BEIJING (AP) — It should be easy for China's Communist Party to quash the speculation — from plausible to outlandish — about the unexplained absence of the country's next leader: Just trot him out in public to show that he is hale and hearty.
Yet as Xi Jinping's absence carried into an 11th day Wednesday, party officials were saying nothing.
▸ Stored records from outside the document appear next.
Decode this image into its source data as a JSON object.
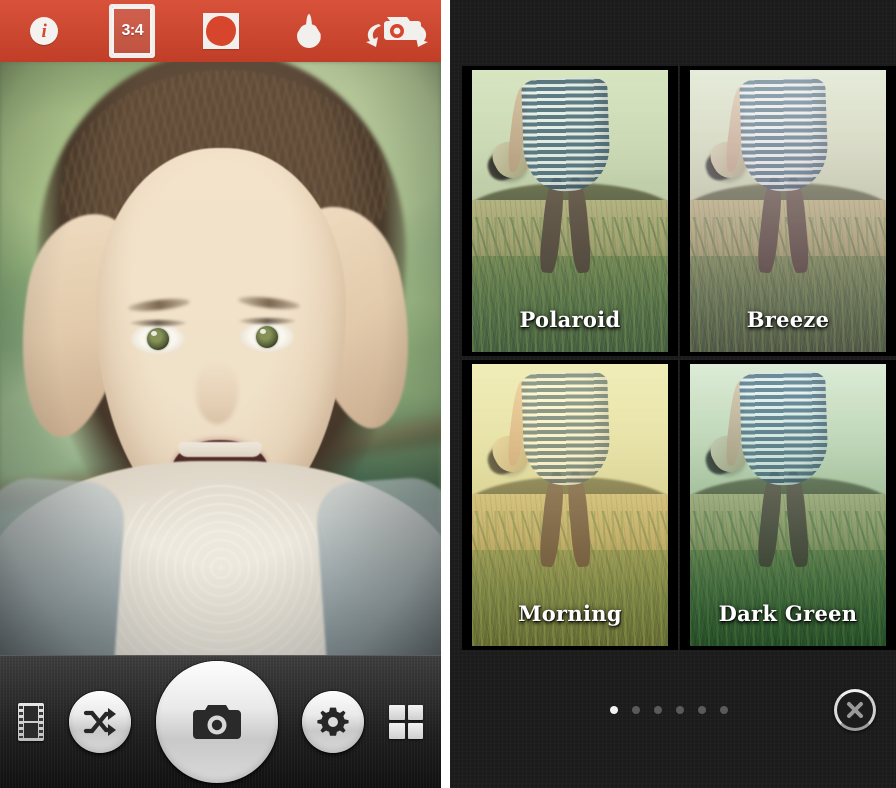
{
  "app": {
    "title": "Camera Filter App",
    "accent_color": "#d6452c",
    "panel_background": "#1b1b1b"
  },
  "camera": {
    "toolbar": {
      "items": [
        {
          "name": "info-icon",
          "label": "i",
          "selected": false
        },
        {
          "name": "aspect-ratio-button",
          "label": "3:4",
          "selected": true
        },
        {
          "name": "vignette-icon",
          "label": "Vignette",
          "selected": false
        },
        {
          "name": "blur-drop-icon",
          "label": "Blur",
          "selected": false
        },
        {
          "name": "flip-camera-icon",
          "label": "Flip Camera",
          "selected": false
        }
      ],
      "aspect_ratio_value": "3:4"
    },
    "controls": {
      "film_label": "Gallery",
      "shuffle_label": "Shuffle",
      "shutter_label": "Capture",
      "settings_label": "Settings",
      "grid_label": "Grid"
    }
  },
  "filters": {
    "items": [
      {
        "name": "Polaroid",
        "grade": "polaroid"
      },
      {
        "name": "Breeze",
        "grade": "breeze"
      },
      {
        "name": "Morning",
        "grade": "morning"
      },
      {
        "name": "Dark Green",
        "grade": "darkgreen"
      }
    ],
    "pager": {
      "total_pages": 6,
      "current_page": 1
    },
    "close_label": "Close"
  }
}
Their silence only added to the momentum of the rumors and raised an important question: What happens to China's once-a-decade leadership transition if the 59-year old is unable to assume the mantle of power as planned later this fall?
Xi is China's vice president and has not been seen in public since Sept. 1. Since then, he has missed planned meetings with U.S. Secretary of State Hillary Clinton and other foreign dignitaries.